GREENSBORO, N.C. — Power outages are common during storms and folks turn to generators.
Just recently, a 38-year-old High Point man was found dead in his home. He was using a generator inside and the carbon monoxide killed him.
“Generators should never be used inside....an enclosed space, even if you leave a door open,” says a Consumer Report expert.
Did you hear that? NEVER inside a garage, even with the door open, it is not a safe place.
Place the generator at least 20 feet from the house. Make sure you have a cord long enough to reach.
Direct exhaust away from the occupied space so the fumes can't be sucked into the house.
Consumer Reports is no longer recommending any generator unless it has a sensor that will detect a build-up of gas and automatically shut off. Every company has a different way to describe it, but look for: CO shield, CO sense, CO guard, CO protect.
HOW TO USE YOUR GENERATOR:
You'll want to add a fuel stabilizer to keep your generator fuel fresh.
If your gas is old, your generator may be difficult to start.
Pay attention to the oil. Many portable generators automatically shut off if the engine oil gets too low. Check the oil before you even start your
You should start your generator once a month, just to keep it in working condition.

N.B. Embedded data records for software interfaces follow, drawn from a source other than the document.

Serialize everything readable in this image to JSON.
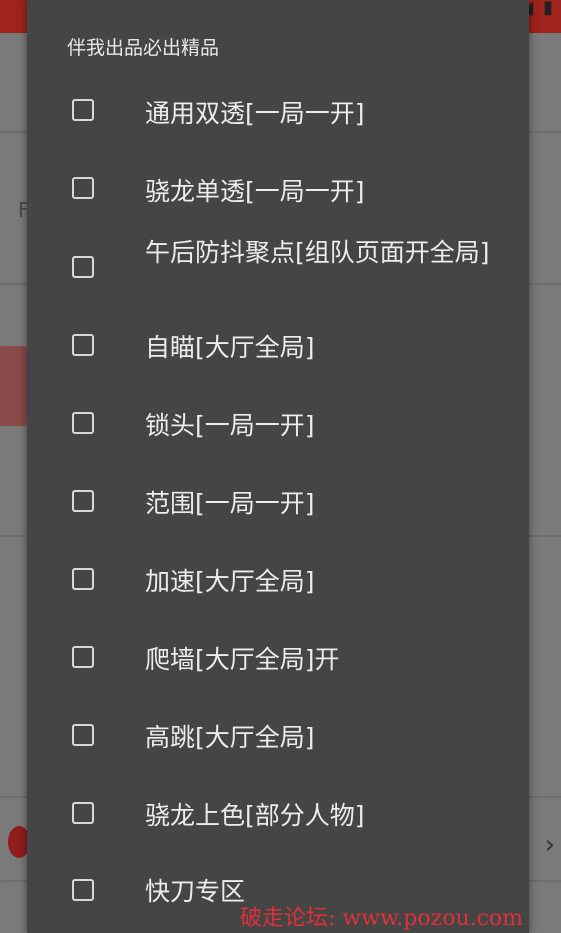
{
  "dialog": {
    "title": "伴我出品必出精品",
    "options": [
      {
        "label": "通用双透[一局一开]",
        "checked": false
      },
      {
        "label": "骁龙单透[一局一开]",
        "checked": false
      },
      {
        "label": "午后防抖聚点[组队页面开全局]",
        "checked": false
      },
      {
        "label": "自瞄[大厅全局]",
        "checked": false
      },
      {
        "label": "锁头[一局一开]",
        "checked": false
      },
      {
        "label": "范围[一局一开]",
        "checked": false
      },
      {
        "label": "加速[大厅全局]",
        "checked": false
      },
      {
        "label": "爬墙[大厅全局]开",
        "checked": false
      },
      {
        "label": "高跳[大厅全局]",
        "checked": false
      },
      {
        "label": "骁龙上色[部分人物]",
        "checked": false
      },
      {
        "label": "快刀专区",
        "checked": false
      }
    ]
  },
  "watermark": "破走论坛: www.pozou.com",
  "colors": {
    "dialog_bg": "#454545",
    "overlay_bg": "#7a7a7a",
    "topbar": "#a0231d",
    "watermark": "#e0303a",
    "text": "#ececec"
  },
  "icons": {
    "status": "signal-battery-icons",
    "chevron": "chevron-right-icon",
    "bg_app_icon": "red-app-icon"
  }
}
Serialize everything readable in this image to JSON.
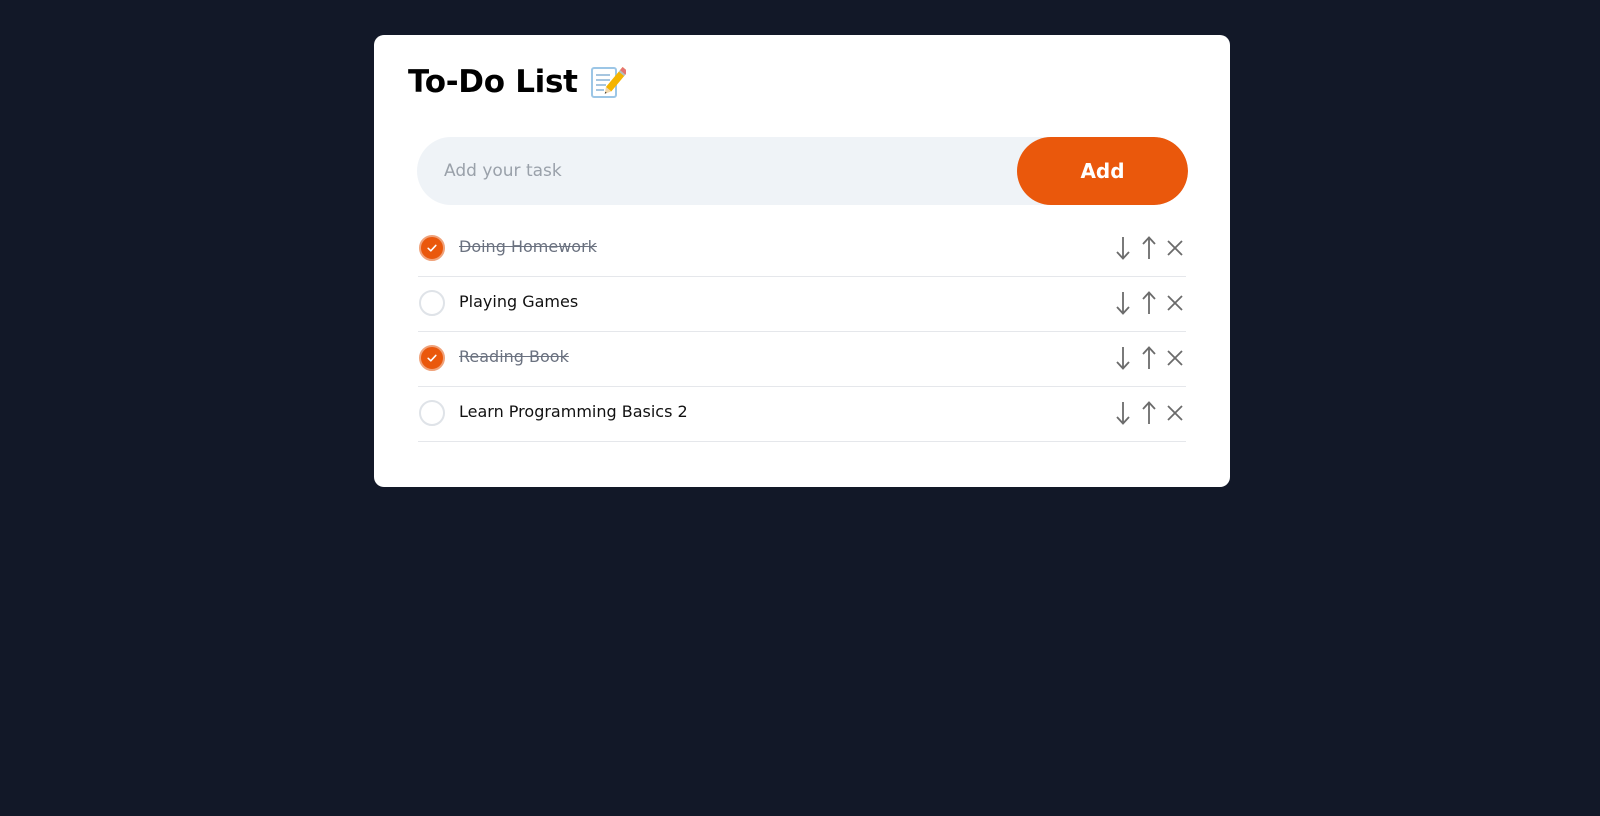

Consumer Reports info on having a more permanent solution: CR recommends having a licensed electrician install a transfer switch, which connects a generator to your home’s circuit breaker panel, allowing you to power entire circuits at once. These devices are compatible with full-sized portable generators and large inverter generators but not with midsized or recreational generators.